Applying for Worker’s Compensation in Maryland

A worker’s compensation claim in Maryland must meet the statutory definition in order for it to be approved by the Commission. The injury must be accidental and must arise out of and occur within the scope of the injured worker’s employment. If the injury falls outside of that definition, or if the person is an independent contractor and not an employee, the claim could be denied by the Commission. A lawyer would then have to file issues with the Commission, and a hearing would be set in.

Upon hiring a worker’s compensation lawyer, an attorney will be involved at all stages of the process. If the claim is denied, then an attorney can file issues with the Commission to get it resolved. However, the very first step to obtaining compensation is to submit a claim form.

Information Available

The information the application requires includes the individual’s name, address, employer information, the address of the employer, where the incident occurred, and how it occurred. The next step is, if the individual is claiming an occupational disease like asbestos or certain kinds of medical conditions, they will be asked about the circumstances of how the condition came about, the body parts that were injured, who their doctor is, and their contact information.

Steps Involved

Once the claim form is filed, there is a thirty-day window for the regulatory review to accept or deny the claim. An average weekly wage is established by the wages earned 13 weeks prior to the week of the incident. Benefits are paid by the employer/insurer for those weeks the individual is medically deemed unable to work, known as Temporary Total Disability (TTD) payment, which amounts to 2/3 of their average weekly wage.

If the claim is denied, or if there is a dispute as to the amount of the average weekly wage, they can then file issues with the Commission.  If the applicant has any other kind of dispute that arises, such as a discontinuation of Temporary Total Disability Benefits (TTB), for example, then that is when they or their lawyer will file issues with the Commission and go in for a hearing. The Commissioner will essentially hear evidence and accept documentary evidence, and make a decision on whatever issues are in dispute.

The biggest reason why issues are filed is as to nature, extent, or permanency. When those issues are filed, a nature, extent, or PPD – permanent partial disability – hearing is set in by the Commission and all parties must attend.  The Commissioner will make a decision about permanency at that hearing.

If the Application is Denied

If the claim is denied, your lawyer will file issues, so a hearing will be scheduled. Issues are filed concerning the amount of temporary total disability TTD benefits paid, discontinuing benefits, or permanency. Whoever loses can appeal the Commissioner’s decision to the circuit court.

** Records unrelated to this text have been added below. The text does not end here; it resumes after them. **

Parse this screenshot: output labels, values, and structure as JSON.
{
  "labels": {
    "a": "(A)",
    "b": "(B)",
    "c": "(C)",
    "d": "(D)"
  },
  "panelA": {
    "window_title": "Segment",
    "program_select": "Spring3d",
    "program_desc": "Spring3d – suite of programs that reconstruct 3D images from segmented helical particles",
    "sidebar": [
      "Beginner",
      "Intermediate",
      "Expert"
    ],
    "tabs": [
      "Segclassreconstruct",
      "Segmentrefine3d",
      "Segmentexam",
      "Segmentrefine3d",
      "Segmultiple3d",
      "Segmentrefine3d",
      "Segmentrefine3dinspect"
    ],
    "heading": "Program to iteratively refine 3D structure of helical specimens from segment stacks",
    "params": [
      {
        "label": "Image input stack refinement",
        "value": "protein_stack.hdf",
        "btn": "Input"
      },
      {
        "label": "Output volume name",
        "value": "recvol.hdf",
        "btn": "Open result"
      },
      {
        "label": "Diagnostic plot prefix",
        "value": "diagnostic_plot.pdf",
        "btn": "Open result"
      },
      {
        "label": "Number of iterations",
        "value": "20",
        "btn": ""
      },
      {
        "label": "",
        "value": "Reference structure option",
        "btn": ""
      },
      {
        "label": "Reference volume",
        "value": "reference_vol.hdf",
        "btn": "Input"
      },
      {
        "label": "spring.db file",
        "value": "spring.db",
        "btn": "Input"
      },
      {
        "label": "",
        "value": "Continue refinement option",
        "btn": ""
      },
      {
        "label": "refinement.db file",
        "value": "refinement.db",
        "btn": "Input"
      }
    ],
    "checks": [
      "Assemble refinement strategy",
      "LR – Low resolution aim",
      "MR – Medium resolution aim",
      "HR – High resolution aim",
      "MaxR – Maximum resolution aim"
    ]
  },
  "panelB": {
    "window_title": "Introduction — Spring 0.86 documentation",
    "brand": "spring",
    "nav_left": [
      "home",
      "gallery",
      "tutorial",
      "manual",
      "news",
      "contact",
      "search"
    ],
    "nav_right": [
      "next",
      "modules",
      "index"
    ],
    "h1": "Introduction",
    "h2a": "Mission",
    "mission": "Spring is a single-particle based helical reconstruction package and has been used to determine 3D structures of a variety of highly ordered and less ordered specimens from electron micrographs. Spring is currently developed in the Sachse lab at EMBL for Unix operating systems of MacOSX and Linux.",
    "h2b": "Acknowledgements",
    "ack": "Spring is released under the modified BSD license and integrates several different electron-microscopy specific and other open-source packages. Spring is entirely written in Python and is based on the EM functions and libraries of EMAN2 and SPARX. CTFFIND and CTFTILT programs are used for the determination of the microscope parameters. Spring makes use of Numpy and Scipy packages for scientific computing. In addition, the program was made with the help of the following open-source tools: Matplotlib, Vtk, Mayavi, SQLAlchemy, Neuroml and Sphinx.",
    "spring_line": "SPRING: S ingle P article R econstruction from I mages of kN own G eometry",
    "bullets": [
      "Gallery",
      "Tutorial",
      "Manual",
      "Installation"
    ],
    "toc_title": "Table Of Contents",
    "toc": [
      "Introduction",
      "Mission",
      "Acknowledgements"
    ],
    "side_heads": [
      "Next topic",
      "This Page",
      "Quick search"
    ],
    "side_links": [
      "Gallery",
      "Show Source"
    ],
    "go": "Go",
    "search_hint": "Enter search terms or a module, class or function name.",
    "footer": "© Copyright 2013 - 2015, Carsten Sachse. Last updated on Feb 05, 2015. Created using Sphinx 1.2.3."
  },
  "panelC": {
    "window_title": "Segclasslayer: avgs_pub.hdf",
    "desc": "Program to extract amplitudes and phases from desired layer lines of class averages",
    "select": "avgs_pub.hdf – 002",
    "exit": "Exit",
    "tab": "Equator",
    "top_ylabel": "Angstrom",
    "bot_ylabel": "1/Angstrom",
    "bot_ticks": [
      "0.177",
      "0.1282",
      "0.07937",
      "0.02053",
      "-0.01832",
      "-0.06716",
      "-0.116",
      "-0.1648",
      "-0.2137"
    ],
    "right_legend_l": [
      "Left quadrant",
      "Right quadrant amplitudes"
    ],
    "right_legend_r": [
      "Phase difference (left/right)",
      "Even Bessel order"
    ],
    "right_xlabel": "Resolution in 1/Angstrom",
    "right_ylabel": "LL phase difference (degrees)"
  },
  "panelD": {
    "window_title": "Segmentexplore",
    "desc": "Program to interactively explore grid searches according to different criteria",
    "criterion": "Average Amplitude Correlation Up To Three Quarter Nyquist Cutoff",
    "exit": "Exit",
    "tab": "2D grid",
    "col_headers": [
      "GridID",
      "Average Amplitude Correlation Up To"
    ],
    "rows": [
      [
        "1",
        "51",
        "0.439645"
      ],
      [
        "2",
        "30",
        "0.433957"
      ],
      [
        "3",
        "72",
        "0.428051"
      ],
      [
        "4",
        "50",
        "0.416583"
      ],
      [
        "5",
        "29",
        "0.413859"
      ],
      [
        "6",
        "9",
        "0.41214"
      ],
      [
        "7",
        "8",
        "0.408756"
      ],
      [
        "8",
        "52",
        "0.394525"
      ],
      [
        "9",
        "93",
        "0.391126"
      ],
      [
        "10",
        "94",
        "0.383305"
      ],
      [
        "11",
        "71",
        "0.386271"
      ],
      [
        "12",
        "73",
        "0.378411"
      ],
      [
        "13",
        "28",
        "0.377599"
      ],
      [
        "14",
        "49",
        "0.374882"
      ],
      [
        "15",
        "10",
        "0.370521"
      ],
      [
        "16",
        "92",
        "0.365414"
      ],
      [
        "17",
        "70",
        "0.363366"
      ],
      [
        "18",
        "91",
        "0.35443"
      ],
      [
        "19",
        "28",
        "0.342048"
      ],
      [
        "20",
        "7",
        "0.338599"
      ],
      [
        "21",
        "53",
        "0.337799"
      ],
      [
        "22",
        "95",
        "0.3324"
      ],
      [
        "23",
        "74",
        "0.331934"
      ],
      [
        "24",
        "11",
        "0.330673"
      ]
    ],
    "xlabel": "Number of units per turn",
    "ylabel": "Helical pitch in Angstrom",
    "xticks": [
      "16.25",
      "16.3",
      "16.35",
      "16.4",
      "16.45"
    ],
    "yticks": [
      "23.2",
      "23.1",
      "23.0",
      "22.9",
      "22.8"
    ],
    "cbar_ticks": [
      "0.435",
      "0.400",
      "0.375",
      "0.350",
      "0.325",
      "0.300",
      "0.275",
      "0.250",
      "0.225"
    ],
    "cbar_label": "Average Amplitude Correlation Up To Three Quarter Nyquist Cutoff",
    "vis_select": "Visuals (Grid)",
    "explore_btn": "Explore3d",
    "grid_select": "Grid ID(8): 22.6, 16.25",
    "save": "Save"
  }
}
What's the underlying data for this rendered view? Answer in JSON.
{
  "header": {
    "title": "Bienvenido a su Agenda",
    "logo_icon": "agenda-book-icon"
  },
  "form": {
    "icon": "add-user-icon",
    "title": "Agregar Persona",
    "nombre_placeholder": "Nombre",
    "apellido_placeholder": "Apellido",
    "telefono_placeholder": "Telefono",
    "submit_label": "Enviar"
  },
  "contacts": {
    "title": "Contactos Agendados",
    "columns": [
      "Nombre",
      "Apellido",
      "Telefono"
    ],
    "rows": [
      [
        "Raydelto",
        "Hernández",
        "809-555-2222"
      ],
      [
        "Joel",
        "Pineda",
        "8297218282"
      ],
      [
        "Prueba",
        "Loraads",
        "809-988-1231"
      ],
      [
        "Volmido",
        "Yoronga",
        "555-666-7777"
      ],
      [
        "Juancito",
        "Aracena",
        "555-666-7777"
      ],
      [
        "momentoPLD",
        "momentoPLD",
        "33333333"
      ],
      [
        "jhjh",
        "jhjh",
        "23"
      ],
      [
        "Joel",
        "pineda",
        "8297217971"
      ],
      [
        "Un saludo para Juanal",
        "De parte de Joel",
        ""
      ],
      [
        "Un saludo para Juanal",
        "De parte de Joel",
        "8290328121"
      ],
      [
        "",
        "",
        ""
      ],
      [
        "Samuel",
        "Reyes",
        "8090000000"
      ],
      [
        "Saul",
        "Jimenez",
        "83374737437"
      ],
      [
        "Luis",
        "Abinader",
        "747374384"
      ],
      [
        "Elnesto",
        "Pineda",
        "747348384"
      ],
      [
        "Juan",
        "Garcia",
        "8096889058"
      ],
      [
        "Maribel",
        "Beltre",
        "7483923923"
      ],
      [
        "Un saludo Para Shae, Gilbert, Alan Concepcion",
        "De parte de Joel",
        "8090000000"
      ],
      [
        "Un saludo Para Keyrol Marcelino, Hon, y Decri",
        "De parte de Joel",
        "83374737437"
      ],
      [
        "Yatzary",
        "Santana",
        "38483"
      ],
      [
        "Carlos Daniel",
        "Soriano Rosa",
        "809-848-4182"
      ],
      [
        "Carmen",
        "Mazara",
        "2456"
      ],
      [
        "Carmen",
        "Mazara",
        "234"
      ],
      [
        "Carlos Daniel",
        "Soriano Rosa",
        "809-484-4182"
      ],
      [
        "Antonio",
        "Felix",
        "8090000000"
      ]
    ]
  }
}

The Maryland Worker’s Compensation Commission is an administrative agency not affiliated with the courts, but if the Commissioner decides something that you do not agree with, then you can appeal to the circuit court level. There is a presumption that the decision of the Commissioner is correct.

If the Application is Approved

The first thing that someone should do after their worker’s compensation claim is approved is to make sure they attend all medical appointments and physical therapy sessions and follow the advice of the healthcare provider(s) who is/are treating them.

They should follow all of the instructions they are given and be active participants in their treatment. They should be sure not to skip appointments or show up late. Also, at the initial appointment with the healthcare provider, the injured person should inform the healthcare provider that the injury was sustained on the job

If the injured worker fails to do these things, the attorney for the employer/insurer will bring it up at any hearing before the worker’s comp commission. If the injured worker does not follow through with the treatment protocol or if there are large gaps in treatment, the attorney for the employer insurer will raise those issues on cross-examination at any nature/extent (permanency) hearing before the Commission.

Role of the Attorney

A lawyer can file the claim form on the client’s behalf, they can review the form, make sure that everything is completed accurately, that it is filled out completely, and provides how the incident happened and what the worker’s injuries were, as well as that it complies with the Maryland statute and provides all the elements necessary to establish a claim.

If and when disputes arise throughout the course of the case, a lawyer can file issues with the Commission, get a hearing, represent the injured at the hearing, and get the issue resolved. Also, if the case gets to a point where the injured worker has reached a level of maximum medical improvement (i.e. things are as good as they are going to get, even if they’ve not recovered 100%, and they are not going to require any future surgery or treatment), a lawyer can help the injured worker to reach what is called, in Maryland, a stipulation or a full and final settlement.